Review by Frank Plowright
On release Peace on Earth was a much anticipated graphic novel, and one that won an Eisner Award the following year. It boasted an impeccable creative team in painter Alex Ross and Paul Dini, then relatively new to comics having worked the magic of the 1990s Batman Animated show. It was released not in the standard trade paperback format, but an expansive 13.5” by 10” treasury size to better showcase Ross’ glorious painted pages. So, a work with pedigree.
Dini didn’t take the easy route either, choosing to investigate the long-standing question of why Superman doesn’t just put the world to rights given all his power, starting with the crisis of world hunger. Under a poorer writer the subsequent corn-fed homilies that instilled compassion for humanity in the young Superman could come across as so much bunkum, but Dini strikes the right note in contextualising what formed the world’s greatest hero. What follows is the face of real world politics. In most places Superman’s 24 hour mission to feed with world is greeted with gratitude, but then what of tomorrow? Or of oppressors controlling nations and refusing to let their population be fed? This is relatively black and white morality, with Dini posing the questions for each of us to respond to. Could we do more? Dini doesn’t patronise with easy answers, but still produces a heartwarming and optimistic story that chooses to see the best in humanity. Much like Superman himself.

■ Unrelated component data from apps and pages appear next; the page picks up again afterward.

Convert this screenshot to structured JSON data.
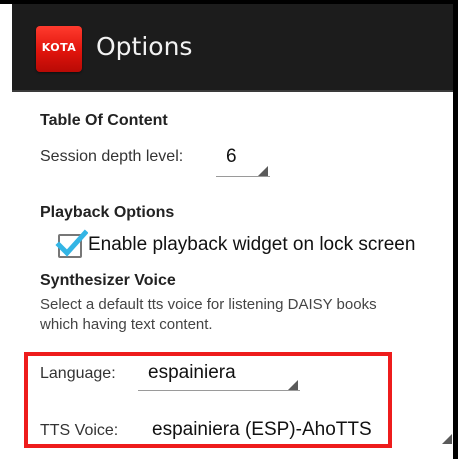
{
  "appbar": {
    "logo_text": "KOTA",
    "title": "Options"
  },
  "toc": {
    "heading": "Table Of Content",
    "session_depth_label": "Session depth level:",
    "session_depth_value": "6"
  },
  "playback": {
    "heading": "Playback Options",
    "lock_widget_label": "Enable playback widget on lock screen",
    "lock_widget_checked": true
  },
  "synth": {
    "heading": "Synthesizer Voice",
    "description_line1": "Select a default tts voice for listening DAISY books",
    "description_line2": "which having text content.",
    "language_label": "Language:",
    "language_value": "espainiera",
    "voice_label": "TTS Voice:",
    "voice_value": "espainiera (ESP)-AhoTTS"
  },
  "colors": {
    "accent": "#33b5e5",
    "highlight": "#ee1c1c",
    "appbar": "#1c1c1c"
  }
}
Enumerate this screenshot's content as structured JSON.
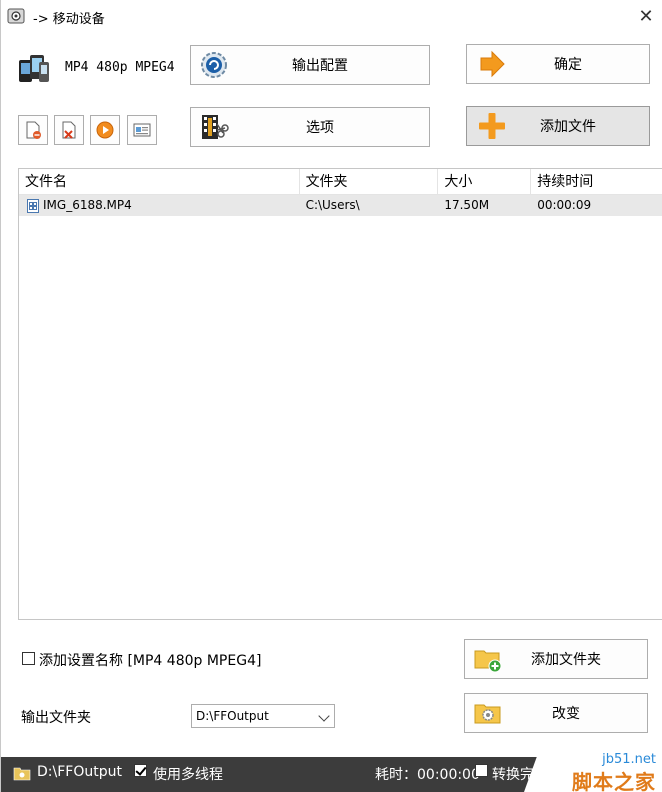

However insightful the script may be, it’s the art that immediately grabs the attention, and continues to amaze until the end. Ross works in figurative brightness, and image after image is memorable and iconic, yet without a super villain in sight. The world looks up to Superman, and Ross illustrates this in literal fashion, time and again picturing him from below, a viewpoint still not commonly used despite the obvious analogy. The story just predates the true digital revolution, and a quiet heartbeat is his depiction of the Daily Planet, still a workplace with paper files in filing cabinets and a photo morgue. Ross’ Clark Kent at work may not be as timeless as his Superman, but he’s also era defining.
Dini and Ross would repeat their formula to diminishing returns involving DC’s other iconic creations, but read in isolation Peace on Earth retains a glow of goodwill to all men. The single downside is one out of the creators’ hands. There’s an awkwardness to the presentation. While produced oversized with the best of intentions, something wasn’t quite right, and instead of pages that turn smoothly they crinkle, bunch and catch in the binding. This was resolved with later presentations in the same format. The choice today’s buyer has is to put up with it, or find Peace on Earth along with other Dini/Ross collaborations in The World’s Greatest Superheroes, where it’s standard trade size. The best of both worlds is the oversized slipcased edition, but that’s now both long out of print and very expensive.